For a Christian monk in the Middle Ages, to meditate on sacra scriptura was first of all to pronounce the words. He caressed them with his mouth, ruminating on them, absorbing their nutrients.
She wrote this little volume because “most people don’t have the time” to pore over “textbooks, grammars, and dictionaries and start puzzling out the text for themselves.” The substance of the book is scholarly, but it’s not a treatise. In form and even style, it’s a literary essay. It has a structure — three parts, seven chapters each — that imposes some order, or rather the appearance of order, for the sake of decorum, which is fine. Mercifully, Ruden does not strain to push some grand theory. She lays out several themes, illustrates them, and integrates them well enough. She takes care not to neglect her reader’s left brain, but neither does she succumb to the temptation to force every observation and insight into a scheme.
Speaking of temptation: In a pithy aside, Ruden clarifies a key word whose meaning shouldn’t be so misunderstood but that most pastors seem to fumble, perhaps because by training they’re loath to dwell on the grim and the gruesome: “Torture” is what the Greek word that gets translated as “temptation” in the Lord’s Prayer would “more or less” imply for its contemporary audience. Accounts of Christian martyrdom in our own day evoke admiration and then dread: Would I be so brave? Or would I apostatize under threat of crucifixion or decapitation? The worry was at least as pressing for the first generation of Christians. Jesus gave his followers permission — he commanded them, really — to beg off such a test of their mettle (“Lead us not into temptation”). It was a great leniency.
Ruden leans toward literal translations but thinks twice and then a third time. “When I catch my husband feeding prime rib to the dog, and he (the husband) exclaims, ‘I’m busted!’ neither of us (but I don’t know about the dog) pictures that he has mechanically malfunctioned or physically fallen to pieces.” So she wonders about the Hebrew word usually translated as “holy” or “sanctified.” It also means “visibly set apart” — could she justify translating it as that? Or would it be absurd? Not necessarily, she concludes: “In the ancient Near East (and southeastern Europe, too), there probably wasn’t as firm a division between the concrete and the abstract, the real and the symbolic, as with us. . . . Holy things, like sacrifices and sanctuaries, literally were set apart.”
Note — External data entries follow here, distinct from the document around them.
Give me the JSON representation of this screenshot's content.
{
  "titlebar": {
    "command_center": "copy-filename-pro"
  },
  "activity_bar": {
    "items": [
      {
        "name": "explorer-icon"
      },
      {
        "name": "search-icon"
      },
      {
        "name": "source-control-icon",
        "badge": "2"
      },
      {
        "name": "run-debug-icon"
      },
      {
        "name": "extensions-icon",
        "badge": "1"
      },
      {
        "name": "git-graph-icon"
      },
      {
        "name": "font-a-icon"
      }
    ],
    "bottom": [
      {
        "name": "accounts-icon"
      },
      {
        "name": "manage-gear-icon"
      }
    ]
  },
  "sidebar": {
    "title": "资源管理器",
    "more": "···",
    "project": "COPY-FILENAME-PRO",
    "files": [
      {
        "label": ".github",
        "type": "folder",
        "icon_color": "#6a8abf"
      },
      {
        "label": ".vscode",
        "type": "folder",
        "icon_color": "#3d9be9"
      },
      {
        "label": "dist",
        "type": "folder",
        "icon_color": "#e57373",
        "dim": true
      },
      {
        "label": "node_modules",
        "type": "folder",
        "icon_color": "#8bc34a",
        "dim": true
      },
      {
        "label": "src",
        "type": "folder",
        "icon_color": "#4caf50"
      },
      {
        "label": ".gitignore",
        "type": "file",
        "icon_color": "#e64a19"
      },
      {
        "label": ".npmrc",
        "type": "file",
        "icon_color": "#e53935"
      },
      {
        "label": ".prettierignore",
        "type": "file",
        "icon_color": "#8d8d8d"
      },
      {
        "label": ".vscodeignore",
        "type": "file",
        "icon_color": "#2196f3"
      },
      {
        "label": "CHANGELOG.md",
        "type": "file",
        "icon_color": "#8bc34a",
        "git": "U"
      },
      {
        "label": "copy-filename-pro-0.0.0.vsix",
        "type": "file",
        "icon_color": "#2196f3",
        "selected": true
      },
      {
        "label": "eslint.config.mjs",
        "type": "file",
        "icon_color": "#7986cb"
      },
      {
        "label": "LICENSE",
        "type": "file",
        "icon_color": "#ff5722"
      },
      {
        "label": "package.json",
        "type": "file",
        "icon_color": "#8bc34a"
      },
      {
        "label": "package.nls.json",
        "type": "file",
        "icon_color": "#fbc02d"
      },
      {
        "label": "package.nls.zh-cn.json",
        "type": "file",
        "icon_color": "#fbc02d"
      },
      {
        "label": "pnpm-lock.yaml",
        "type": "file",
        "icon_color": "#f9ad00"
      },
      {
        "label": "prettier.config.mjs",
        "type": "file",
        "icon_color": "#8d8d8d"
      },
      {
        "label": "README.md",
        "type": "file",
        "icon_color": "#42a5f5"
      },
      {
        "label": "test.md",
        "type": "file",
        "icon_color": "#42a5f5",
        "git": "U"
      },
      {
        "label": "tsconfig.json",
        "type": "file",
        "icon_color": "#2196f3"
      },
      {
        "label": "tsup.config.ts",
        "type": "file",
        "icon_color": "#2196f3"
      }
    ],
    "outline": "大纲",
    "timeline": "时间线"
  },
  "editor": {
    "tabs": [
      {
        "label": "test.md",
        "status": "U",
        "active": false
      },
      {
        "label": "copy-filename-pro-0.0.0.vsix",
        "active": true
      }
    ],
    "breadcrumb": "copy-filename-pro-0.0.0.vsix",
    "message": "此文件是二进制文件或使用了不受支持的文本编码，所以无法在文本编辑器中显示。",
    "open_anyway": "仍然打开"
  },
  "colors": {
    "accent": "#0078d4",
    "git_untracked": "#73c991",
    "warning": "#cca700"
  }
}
The book’s title, “The Face of Water,” refers to what the ruach (the spirit, wind, breath, take your pick) of God moves over in Genesis 1:2, “but it doesn’t just ‘move’ over the water,” Ruden explains. “It hovers or broods or cherishes, like a bird over its eggs or hatchlings,” or like a sensitive reader relishing and taking her time with the book she loves.